  3. 3. Social Networks <ul><li>Set of people or groups that are interconnected in some way </li></ul><ul><li>Examples: </li></ul><ul><ul><li>Friends </li></ul></ul><ul><ul><li>Business contacts </li></ul></ul><ul><ul><li>Co-authors of academic papers </li></ul></ul><ul><ul><li>Intermarriage connections </li></ul></ul><ul><ul><li>Protagonists in plays and comics </li></ul></ul><ul><ul><li>… </li></ul></ul>
  4. 4. Social Networks (Continued)
  5. 5. Social Networks - Applications <ul><li>Information diffusion in social networks </li></ul><ul><li>Epidemic spreading within different populations </li></ul><ul><li>Virus spreading among infected computers </li></ul><ul><li>WWW structure </li></ul><ul><li>Linguistic and cultural evolution </li></ul><ul><li>Dating, Jobs, Class reunions </li></ul><ul><li>… </li></ul>
  6. 6. Social Network (continued) <ul><li>Popular books: </li></ul>
  7. 7. Properties of Networks <ul><li>Diameter of the network: </li></ul><ul><ul><li>Average geodesic distance </li></ul></ul><ul><ul><li>Maximal geodesic distance </li></ul></ul><ul><li>Degree distributions </li></ul><ul><ul><li>Regular graphs </li></ul></ul><ul><ul><li>Binomial/Poisson </li></ul></ul><ul><ul><li>Exponential </li></ul></ul><ul><li>Clustering/Transitivity/Network Density </li></ul><ul><ul><li>If vertex A is connected to vertex B and vertex B is connected to vertex C, higher prob. that vertex A is connected to vertex C </li></ul></ul><ul><ul><li>Presence of triangles in the graph </li></ul></ul><ul><ul><li>Clustering coefficient : </li></ul></ul>
  8. 8. Properties of Networks (continued) <ul><li>Degree correlations – preferential attachment of high degree vertices/low degree vertices </li></ul><ul><li>Network resilience/tolerance – effects on the network when nodes are removed in terms of </li></ul><ul><ul><li>Connectivity and # of components </li></ul></ul><ul><ul><li># of paths </li></ul></ul><ul><ul><li>Flow </li></ul></ul><ul><ul><li>… </li></ul></ul><ul><li>… </li></ul>
  9. 9. Small World Models <ul><li>Milgram conducted in the 60s a controversial experiment whose “conclusion” was 6 degrees of separation – “small world effect” </li></ul><ul><li>In their study Watts and Strogatz validated the effect on datasets and showed that real world networks are a combination of random graphs and regular lattices (low dimensional lattices with some randomness) </li></ul><ul><li>Barabasi et al showed that the degree distribution of many networks is exponential </li></ul>
  10. 10. E-Markets <ul><li>E-commerce opens up the opportunity to trade with information, e.g., single articles, customized news, music, video </li></ul><ul><li>E-marketplaces enable users to buy/sell information commodities </li></ul><ul><li>Information intermediaries can enrich the interactions and transactions implemented in such markets </li></ul>
  11. 11. E-Markets Examples <ul><li>Stock market (Continuous Double Auction) </li></ul><ul><ul><li>Agents can outperform humans in unmixed markets and have similar performance in mixed markets (of humans and agents) [1] </li></ul></ul><ul><li>Price posting markets </li></ul><ul><ul><li>Cyclic price wars behavior occurs [2] </li></ul></ul><ul><li>What are the roles that agents can take in those markets? </li></ul><ul><ul><li>Agent can handle large amount of information and never get tired </li></ul></ul>[1] Agent-Human Interactions in the Continuous Double Auction, Das, Hanson, Kephart and Tesauro, IJCAI-01. [2] The Role of Middle-Agents in Electronic Commerce, Itai Yarom, Claudia V. Goldman, and Jeffrey S. Rosenschein.
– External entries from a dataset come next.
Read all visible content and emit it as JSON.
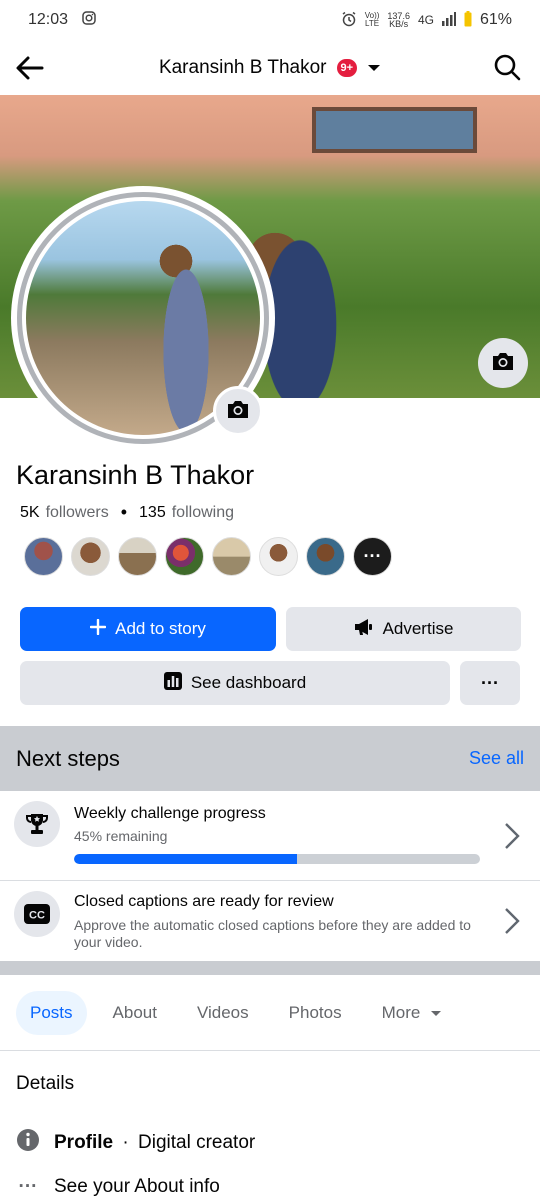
{
  "status_bar": {
    "time": "12:03",
    "net_top": "137.6",
    "net_bottom": "KB/s",
    "net_type": "4G",
    "volte_top": "Vo))",
    "volte_bottom": "LTE",
    "battery": "61%"
  },
  "header": {
    "title": "Karansinh B Thakor",
    "badge": "9+"
  },
  "profile": {
    "name": "Karansinh B Thakor",
    "followers_count": "5K",
    "followers_label": "followers",
    "following_count": "135",
    "following_label": "following",
    "friend_more": "···"
  },
  "actions": {
    "add_story": "Add to story",
    "advertise": "Advertise",
    "dashboard": "See dashboard",
    "more": "···"
  },
  "next_steps": {
    "title": "Next steps",
    "see_all": "See all",
    "items": [
      {
        "title": "Weekly challenge progress",
        "subtitle": "45% remaining",
        "progress": 0.55
      },
      {
        "title": "Closed captions are ready for review",
        "subtitle": "Approve the automatic closed captions before they are added to your video."
      }
    ]
  },
  "tabs": [
    "Posts",
    "About",
    "Videos",
    "Photos",
    "More"
  ],
  "details": {
    "title": "Details",
    "profile_label": "Profile",
    "profile_sep": "·",
    "profile_value": "Digital creator",
    "about_link": "See your About info"
  },
  "colors": {
    "accent": "#0866ff",
    "badge": "#e41e3f",
    "gray_button": "#e4e6eb",
    "section_bg": "#c9ccd1"
  }
}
IEEE Intelligent System special issue on Agents and Markets, Nov/Dec 2003, pp. 15-21.
  12. 12. Motivation <ul><li>Ubiquitous markets scenarios: </li></ul><ul><ul><li>Cellular phones </li></ul></ul><ul><ul><li>Web services </li></ul></ul><ul><li>Applications: </li></ul><ul><ul><li>Sale on demand </li></ul></ul><ul><ul><li>Advertising </li></ul></ul>
  13. 13. Model <ul><li>Social Network where: </li></ul><ul><ul><li>A is set of rational economic agents </li></ul></ul><ul><ul><li>E is set of edges connecting agents, representing (close) social connections </li></ul></ul><ul><li>SN is weighted according to the function </li></ul><ul><ul><li>Where T is a trust domain, usually T = [0, 1] </li></ul></ul><ul><ul><li>We look at trust as a partial binary relation, i.e. </li></ul></ul><ul><ul><li>Let , then an edge e connecting both agents is in E iff </li></ul></ul>
  14. 14. Model (continued) <ul><li>A seller s would like to use the Social Network to sell his product and bears a marginal cost function for production of </li></ul><ul><li>We look at a repeated game, at the beginning of which he approaches a set of recommenders from SN and acts according to the following protocol: </li></ul>
  15. 15. Model (continued) <ul><ul><li>Seller: approaches potential recommenders </li></ul></ul><ul><ul><li>Recommender: sends list of recommended friends to seller </li></ul></ul><ul><ul><li>Seller: receives list of recommended customers (friends) and pays according to the function </li></ul></ul><ul><ul><li>Seller: approaches list of recommended friends </li></ul></ul><ul><ul><li>Customer (friend): decides whether to purchase the product </li></ul></ul><ul><ul><li>Recommenders: further remunerated according to </li></ul></ul><ul><ul><li>Seller: updates internal model of social network structure </li></ul></ul>
  16. 16. Bootstrapping Details <ul><li>An initial scale-free network </li></ul><ul><li>No prior knowledge of seller about the structure of the network </li></ul><ul><li>Initial recommenders are picked randomly </li></ul>
  17. 17. Model (continued) <ul><li>The system updates the social network: </li></ul><ul><ul><li>If a recommended agent buys the product, then the recommender’s trustworthiness is increased by and the recommender is paid by the seller. </li></ul></ul><ul><ul><li>If a recommended agent decides not to buy the product, then the recommender’s trustworthiness is decreased by </li></ul></ul><ul><ul><li>Two not previously connected agents who both buy the product, have probability to be connected in the next time step. </li></ul></ul>
  18. 18. Discussion <ul><li>Buyers want to identify the money maker recommenders </li></ul><ul><li>Friend of a friend recommendation (different depths along the chain) </li></ul><ul><li>Learning of Social Network behavior </li></ul><ul><li>Relevant research </li></ul>